Tiny gaps on the edge of the sole give a glimpse at the technology inside. Its upper is intricately manicured, balancing running-shoe performance with street style.
Under Armour this week took the curtains off a project in the works for more than two years.
We visited the brand’s just-opened Portland, Ore., facility (located in a remodeled YMCA just south of downtown, running track included) to see a new take on footwear for running.
The technology is called HOVR, and Under Armour touts that it offers a new realm in comfort and energy return. This means the shoes will cushion and give better perpetuation of energy as you stride, Under Armour states.
HOVR Running Shoes
A new kind of midsole made of olefin was designed by Dow chemists. It’s called UA HOVR Foam, and it’s a lightweight alternative to commonly-used EVA foam.
That proprietary foam is encapsulated in material the company calls an “energy web.” The package (foam plus the external “web” material) is the heart of the HOVR technology.
The brand notes the web helps “maintain the midsole’s shape and, in return, delivers strong responsiveness and energy return.”

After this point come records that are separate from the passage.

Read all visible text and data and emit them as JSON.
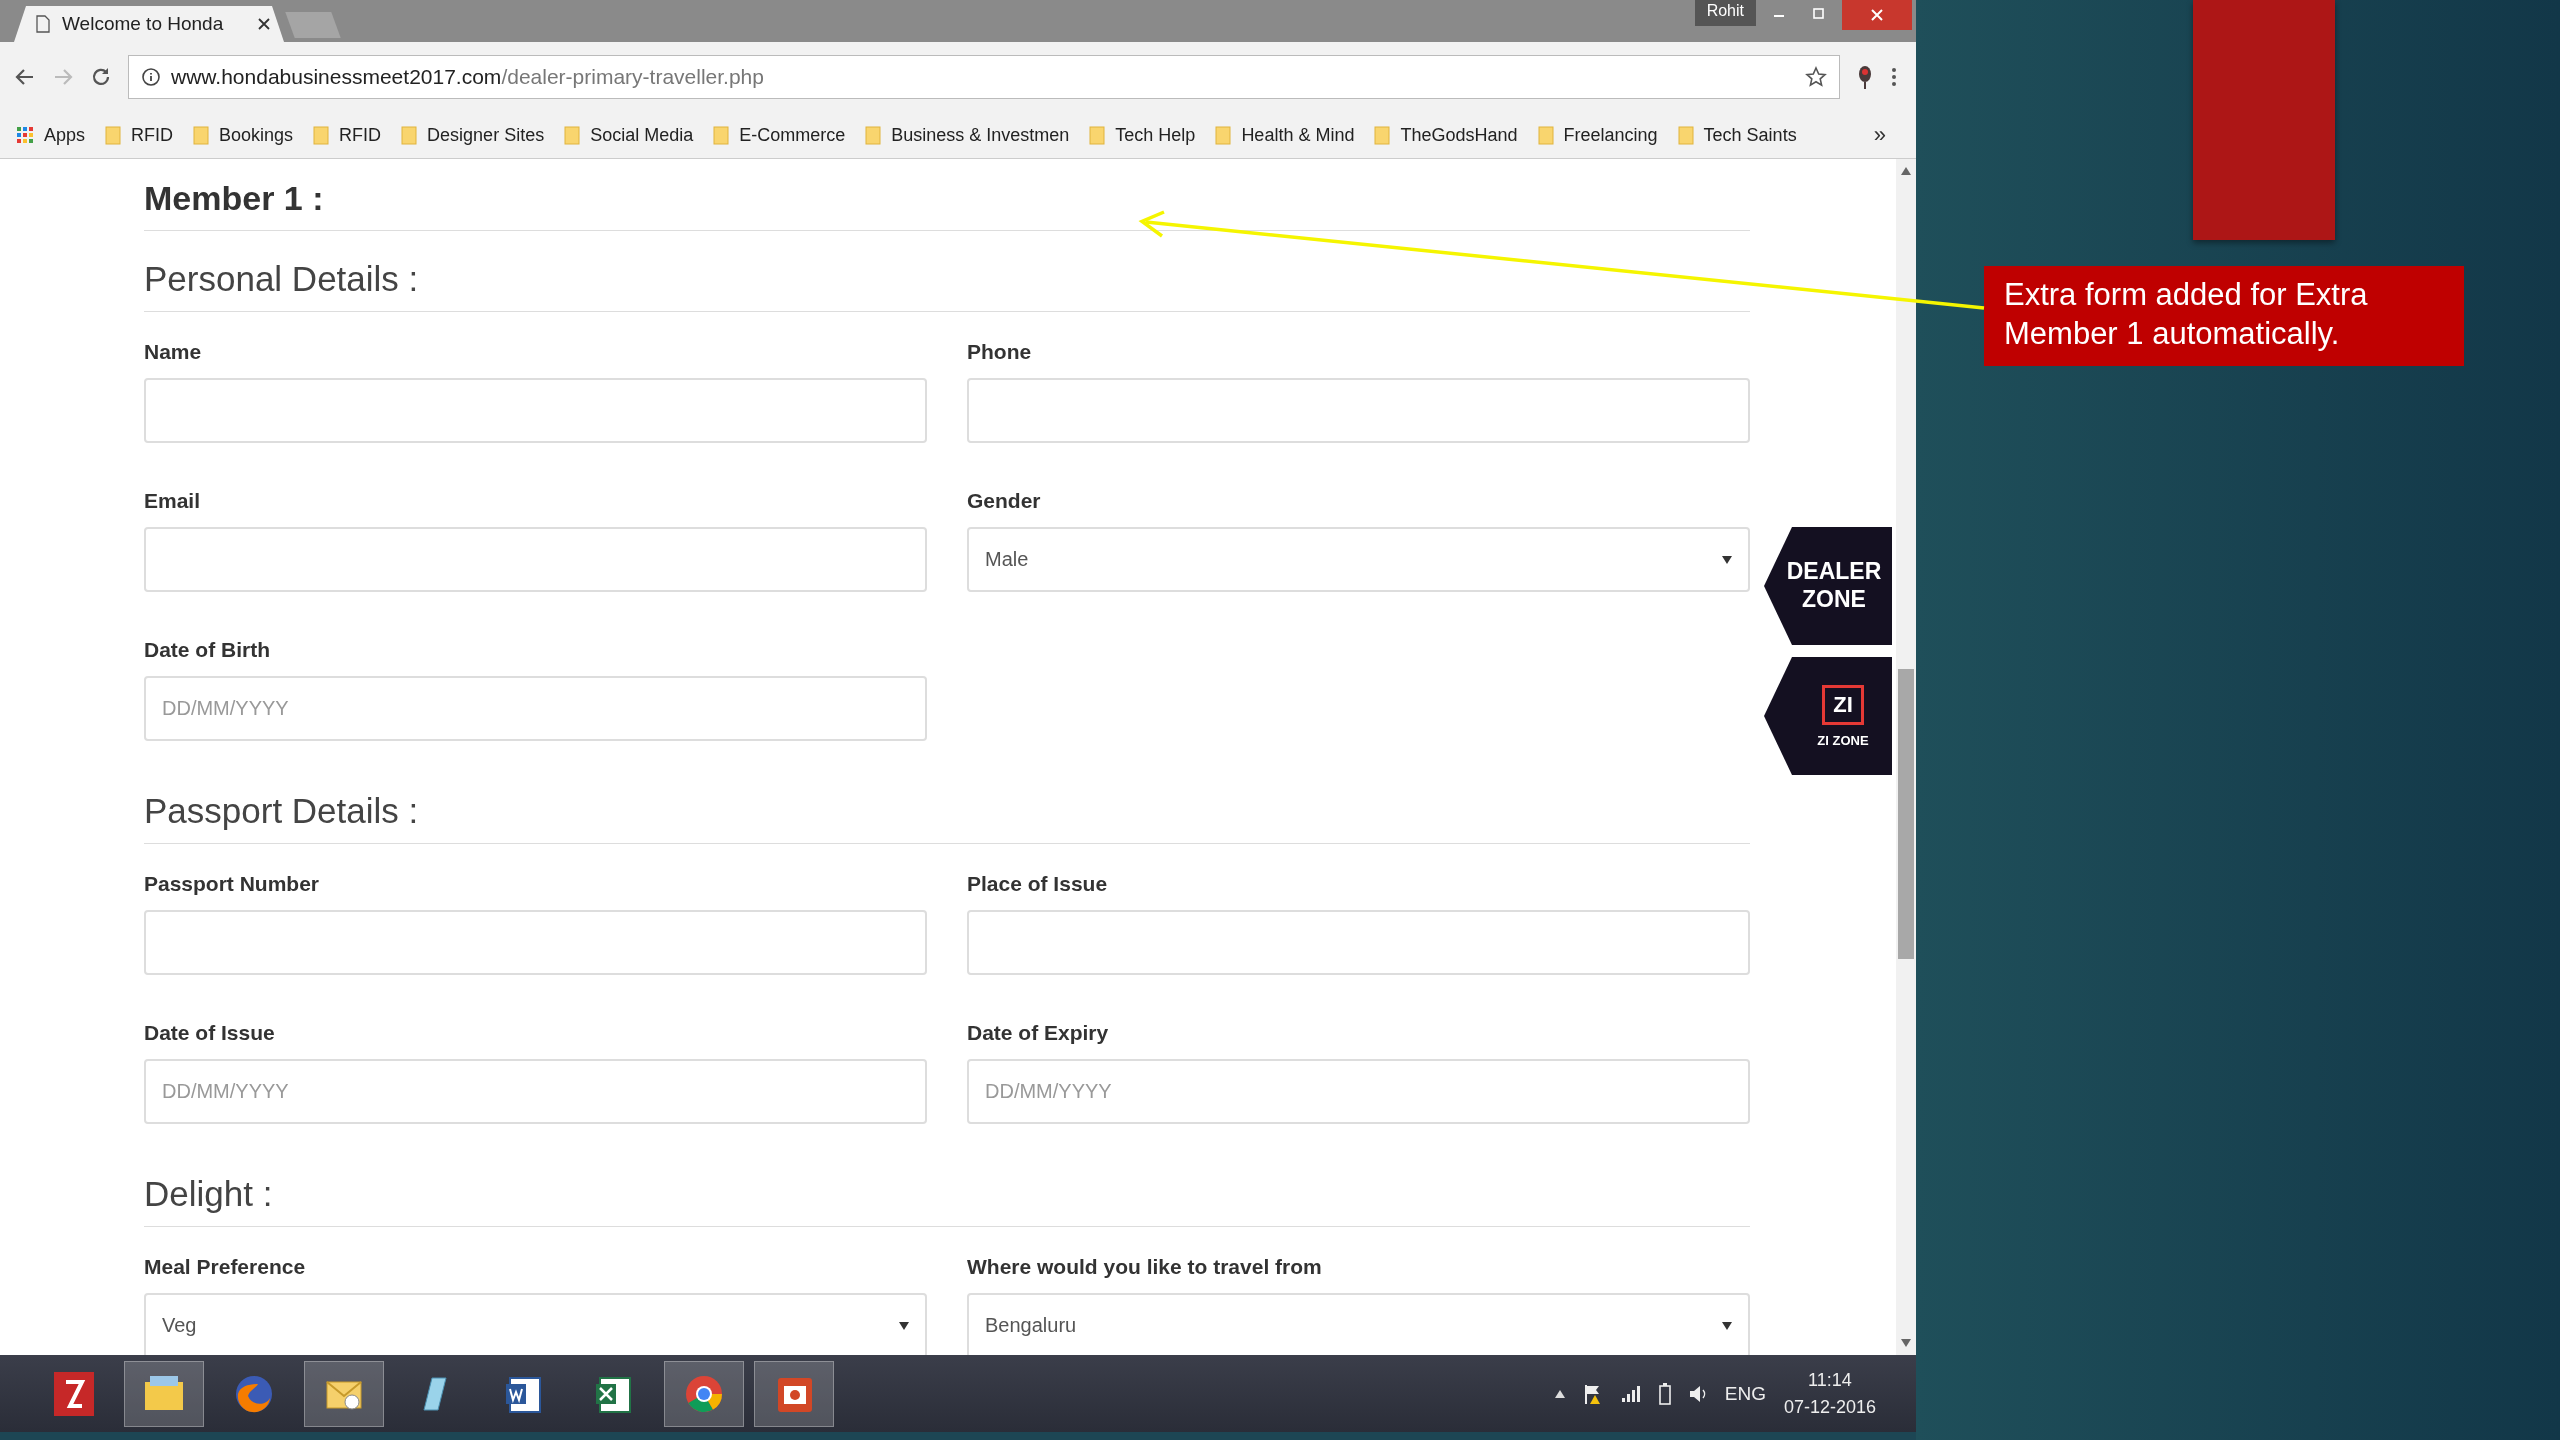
{
  "browser": {
    "tab_title": "Welcome to Honda",
    "profile": "Rohit",
    "url": {
      "domain": "www.hondabusinessmeet2017.com",
      "path": "/dealer-primary-traveller.php"
    },
    "bookmarks": {
      "apps": "Apps",
      "folders": [
        "RFID",
        "Bookings",
        "RFID",
        "Designer Sites",
        "Social Media",
        "E-Commerce",
        "Business & Investmen",
        "Tech Help",
        "Health & Mind",
        "TheGodsHand",
        "Freelancing",
        "Tech Saints"
      ],
      "more": "»"
    }
  },
  "form": {
    "title": "Member 1 :",
    "sections": [
      {
        "heading": "Personal Details :",
        "fields": [
          {
            "label": "Name",
            "kind": "text"
          },
          {
            "label": "Phone",
            "kind": "text"
          },
          {
            "label": "Email",
            "kind": "text"
          },
          {
            "label": "Gender",
            "kind": "select",
            "value": "Male"
          },
          {
            "label": "Date of Birth",
            "kind": "text",
            "placeholder": "DD/MM/YYYY"
          }
        ]
      },
      {
        "heading": "Passport Details :",
        "fields": [
          {
            "label": "Passport Number",
            "kind": "text"
          },
          {
            "label": "Place of Issue",
            "kind": "text"
          },
          {
            "label": "Date of Issue",
            "kind": "text",
            "placeholder": "DD/MM/YYYY"
          },
          {
            "label": "Date of Expiry",
            "kind": "text",
            "placeholder": "DD/MM/YYYY"
          }
        ]
      },
      {
        "heading": "Delight :",
        "fields": [
          {
            "label": "Meal Preference",
            "kind": "select",
            "value": "Veg"
          },
          {
            "label": "Where would you like to travel from",
            "kind": "select",
            "value": "Bengaluru"
          }
        ]
      }
    ]
  },
  "side_tabs": {
    "dealer_zone": "DEALER ZONE",
    "zi_logo": "ZI",
    "zi_caption": "ZI ZONE"
  },
  "taskbar": {
    "apps": [
      {
        "kind": "filezilla",
        "active": false
      },
      {
        "kind": "explorer",
        "active": true
      },
      {
        "kind": "firefox",
        "active": false
      },
      {
        "kind": "outlook",
        "active": true
      },
      {
        "kind": "notes",
        "active": false
      },
      {
        "kind": "word",
        "active": false
      },
      {
        "kind": "excel",
        "active": false
      },
      {
        "kind": "chrome",
        "active": true
      },
      {
        "kind": "powerpoint",
        "active": true
      }
    ],
    "language": "ENG",
    "time": "11:14",
    "date": "07-12-2016"
  },
  "slide": {
    "callout": "Extra form added for Extra Member 1 automatically."
  }
}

This combination, Under Armour states, lets the shoe absorb “some of the impact your body would normally feel, aiding in your comfort and keeping your legs fresh.”
Under Armour HOVR Shoe Review

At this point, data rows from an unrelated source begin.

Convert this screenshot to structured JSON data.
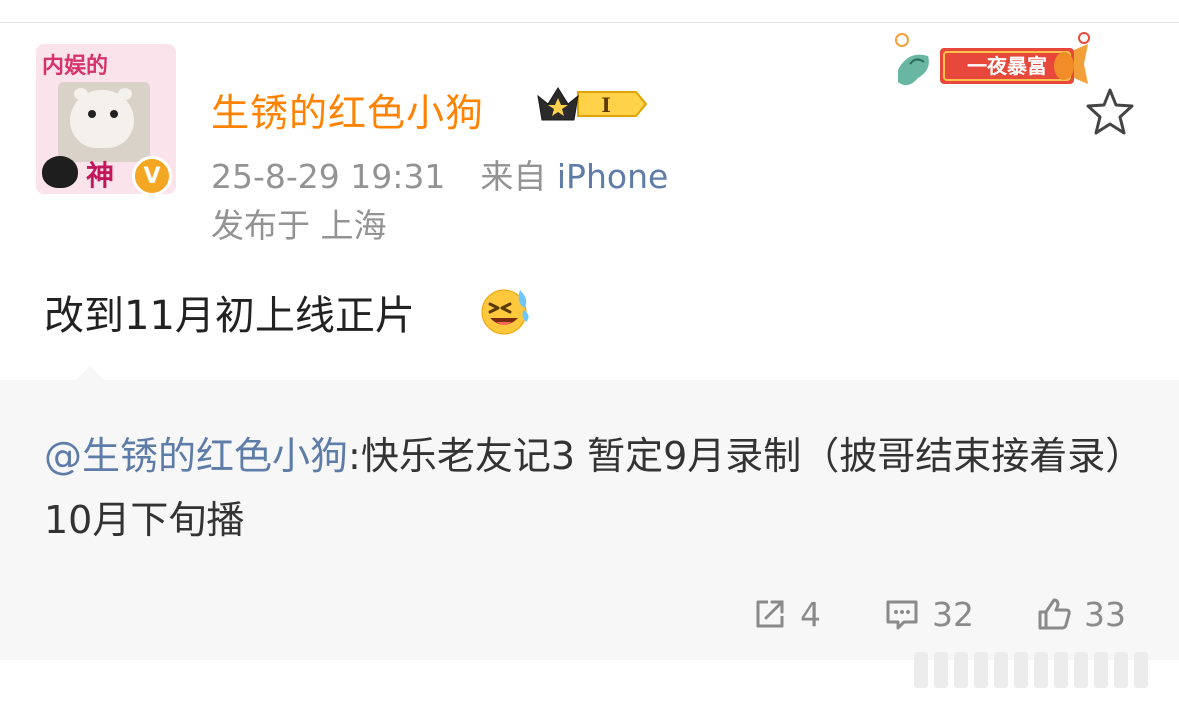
{
  "post": {
    "username": "生锈的红色小狗",
    "level_badge": "I",
    "timestamp": "25-8-29 19:31",
    "source_prefix": "来自",
    "device": "iPhone",
    "location": "发布于 上海",
    "text": "改到11月初上线正片",
    "avatar_top_text": "内娱的",
    "avatar_bottom_text": "神",
    "verified_badge": "V",
    "banner_text": "一夜暴富"
  },
  "repost": {
    "mention": "@生锈的红色小狗",
    "text": ":快乐老友记3  暂定9月录制（披哥结束接着录）10月下旬播"
  },
  "actions": {
    "share_count": "4",
    "comment_count": "32",
    "like_count": "33"
  },
  "icons": [
    "star-icon",
    "share-icon",
    "comment-icon",
    "like-icon",
    "laugh-cry-emoji",
    "crown-badge-icon",
    "verified-badge-icon"
  ],
  "colors": {
    "username": "#ff8200",
    "link": "#5d7ca8",
    "meta": "#939393",
    "repost_bg": "#f7f7f7"
  }
}
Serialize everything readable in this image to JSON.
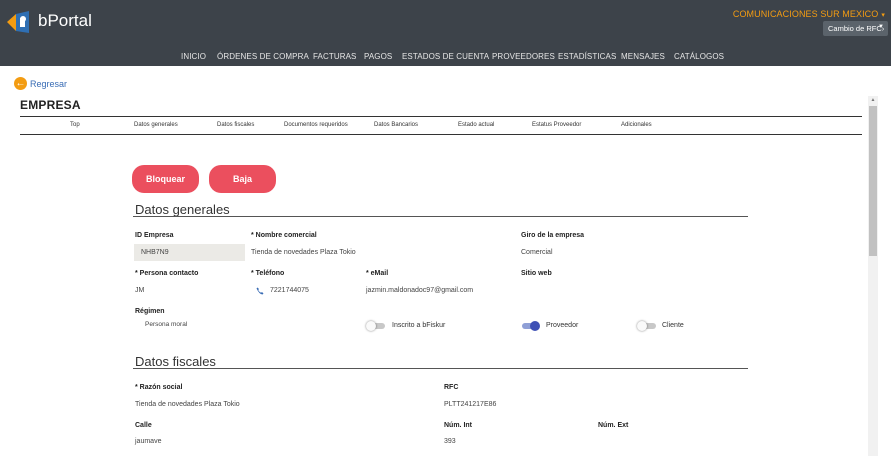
{
  "app": {
    "brand": "bPortal"
  },
  "header": {
    "company": "COMUNICACIONES SUR MEXICO",
    "rfc_button": "Cambio de RFC›"
  },
  "nav": [
    "INICIO",
    "ÓRDENES DE COMPRA",
    "FACTURAS",
    "PAGOS",
    "ESTADOS DE CUENTA",
    "PROVEEDORES",
    "ESTADÍSTICAS",
    "MENSAJES",
    "CATÁLOGOS"
  ],
  "back_label": "Regresar",
  "page_title": "EMPRESA",
  "tabs": [
    "Top",
    "Datos generales",
    "Datos fiscales",
    "Documentos requeridos",
    "Datos Bancarios",
    "Estado actual",
    "Estatus Proveedor",
    "Adicionales"
  ],
  "actions": {
    "block": "Bloquear",
    "remove": "Baja"
  },
  "general": {
    "title": "Datos generales",
    "id_label": "ID Empresa",
    "id_value": "NHB7N9",
    "trade_name_label": "* Nombre comercial",
    "trade_name_value": "Tienda de novedades Plaza Tokio",
    "business_label": "Giro de la empresa",
    "business_value": "Comercial",
    "contact_label": "* Persona contacto",
    "contact_value": "JM",
    "phone_label": "* Teléfono",
    "phone_value": "7221744075",
    "email_label": "* eMail",
    "email_value": "jazmin.maldonadoc97@gmail.com",
    "website_label": "Sitio web",
    "regime_label": "Régimen",
    "regime_value": "Persona moral",
    "toggles": {
      "bfiskur": {
        "label": "Inscrito a bFiskur",
        "on": false
      },
      "supplier": {
        "label": "Proveedor",
        "on": true
      },
      "client": {
        "label": "Cliente",
        "on": false
      }
    }
  },
  "fiscal": {
    "title": "Datos fiscales",
    "legal_name_label": "* Razón social",
    "legal_name_value": "Tienda de novedades Plaza Tokio",
    "rfc_label": "RFC",
    "rfc_value": "PLTT241217E86",
    "street_label": "Calle",
    "street_value": "jaumave",
    "int_label": "Núm. Int",
    "int_value": "393",
    "ext_label": "Núm. Ext"
  },
  "colors": {
    "header_bg": "#3d434a",
    "accent_orange": "#f39c12",
    "action_red": "#eb4f5e",
    "toggle_on": "#3f51b5",
    "link_blue": "#3a6db5"
  }
}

The line includes two shoes in men’s and women’s models, the HOVR Sonic and HOVR Phantom. The former is a shoe, while the latter (Phantom) is more a mid-top with a knit collar around the ankle.
They come to market in Feb. 2018 for $130 (HOVR Phantom model) and $100 (HOVR Sonic).

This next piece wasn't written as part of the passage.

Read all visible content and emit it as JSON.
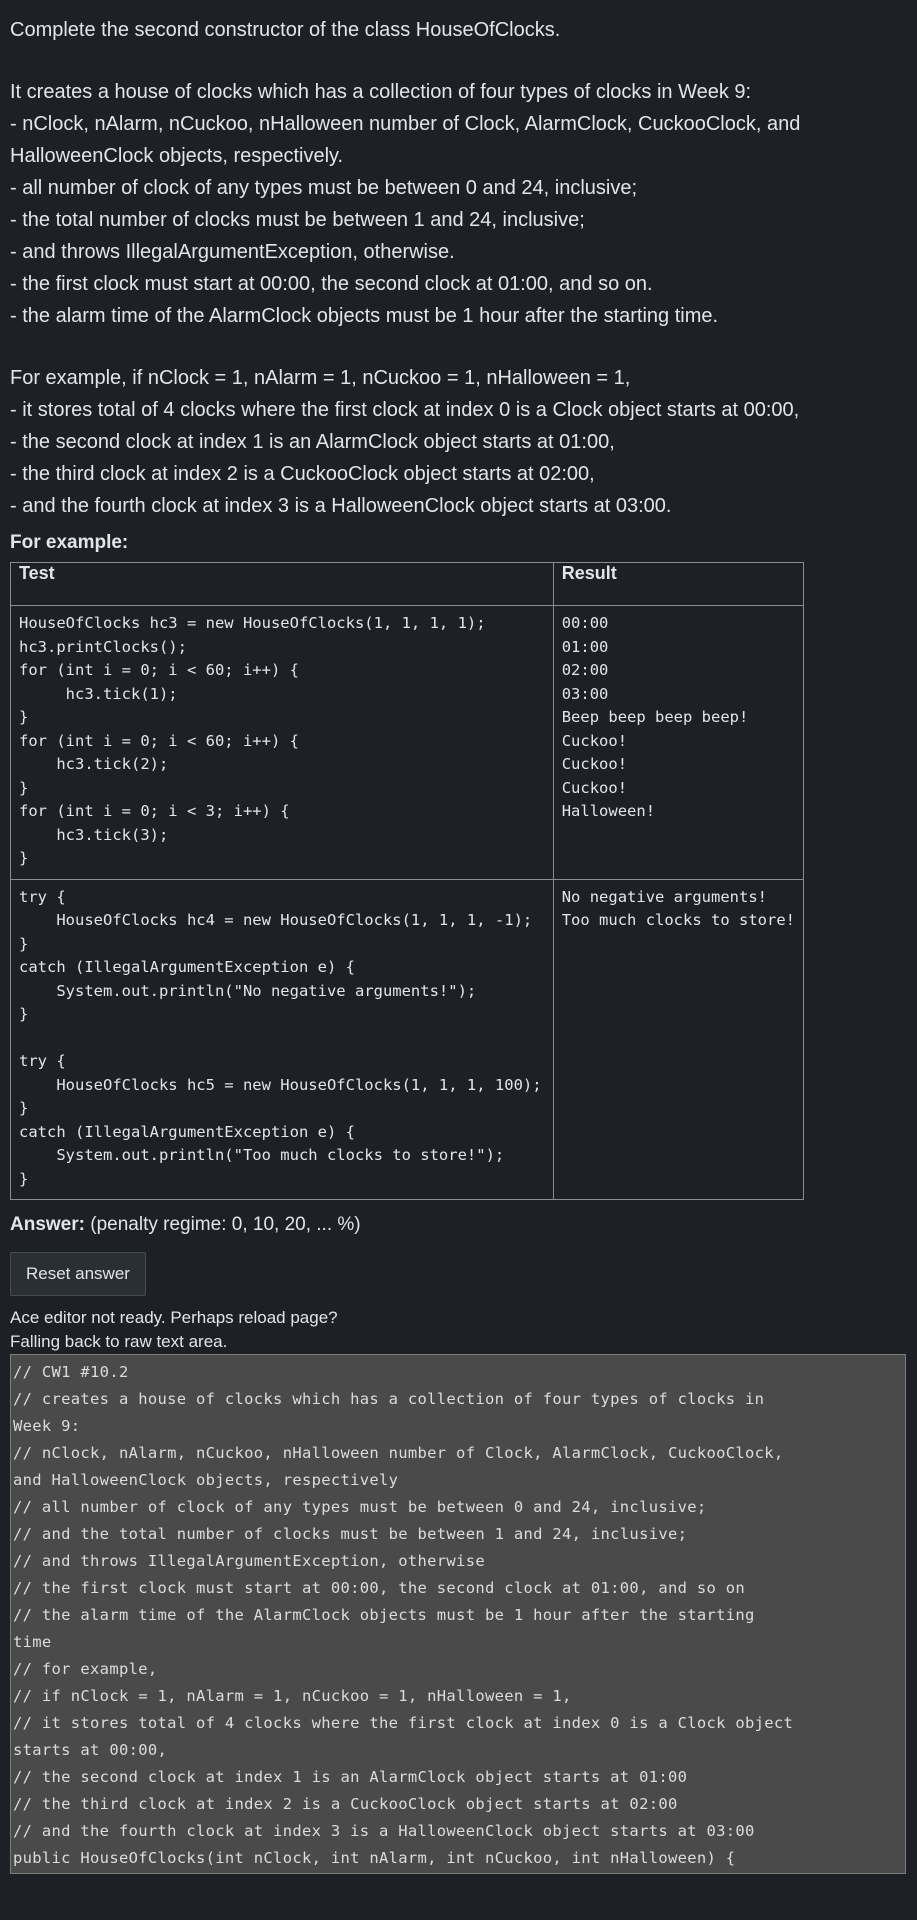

Influence for the Phantom’s upper comes from bike shorts. Yes, the company notes the 3D-molded material has more in common with a bike chamois (pad) than a traditional upper.
This results in a futuristic look that also seems to take cues from the basketball court. Indeed, the Phantom is the more superlative shoe in the line and will turn heads as you jog city paths.
“We could not have built this shoe in a normal footwear factory,” said Topher Gaylord, SVP/General Manager of Outdoor at the company. “The HOVR design links to Under Armour’s roots as a performance apparel company.”
Under Armour HOVR Sonic Running Shoe
On the Sonic (the low-top shoe) the upper is a svelte knit material. The shoe comes in black and white, and the knit provides subtle support and great breathability.
With both models Under Armour markets better energy return and padding when your feet pound on pavement.
I took a pair for a run along Portland’s waterfront for a first review. It was a typically rainy Pacific Northwest November day.
The stark-white Sonics popped off the dark pavement but quickly became splotched with gray after puddle-hopping toward the trail.
As promised, the shoe delivered comfort and responsiveness. The longer I ran the more I appreciated the shoe—the HOVR tech is a notable new platform upgrade for pounding miles on pavement.
They feel comfortable and pad each stride but are not sluggish. I would wear these shoes for training as well as 10K and longer race events.
Under Armour Shoe Sensor and App (MapMyRun)
Both shoes have a sensor in the sole. It measures distance, cadence, pace, and other stats, and stores them to sync with apps later.
The sensor system is in current Under Armour shoes as well. It works independently of a phone. In other words, you don’t need to tote a phone along during a run.
Once your run is complete, the shoes sync via Bluetooth to a MapMyRun app on your phone.
You download data from there to keep track of metrics and workout stats on a personal page. It’s a slick system we have used with other UA shoes this year.
I look forward to pounding more miles in the HOVR line and will update this story as our review progresses. For now, with about 10 miles on the shoes, the HOVR has proven to be a nice ride.
–Get updates on HOVR and its 2018 release schedule here.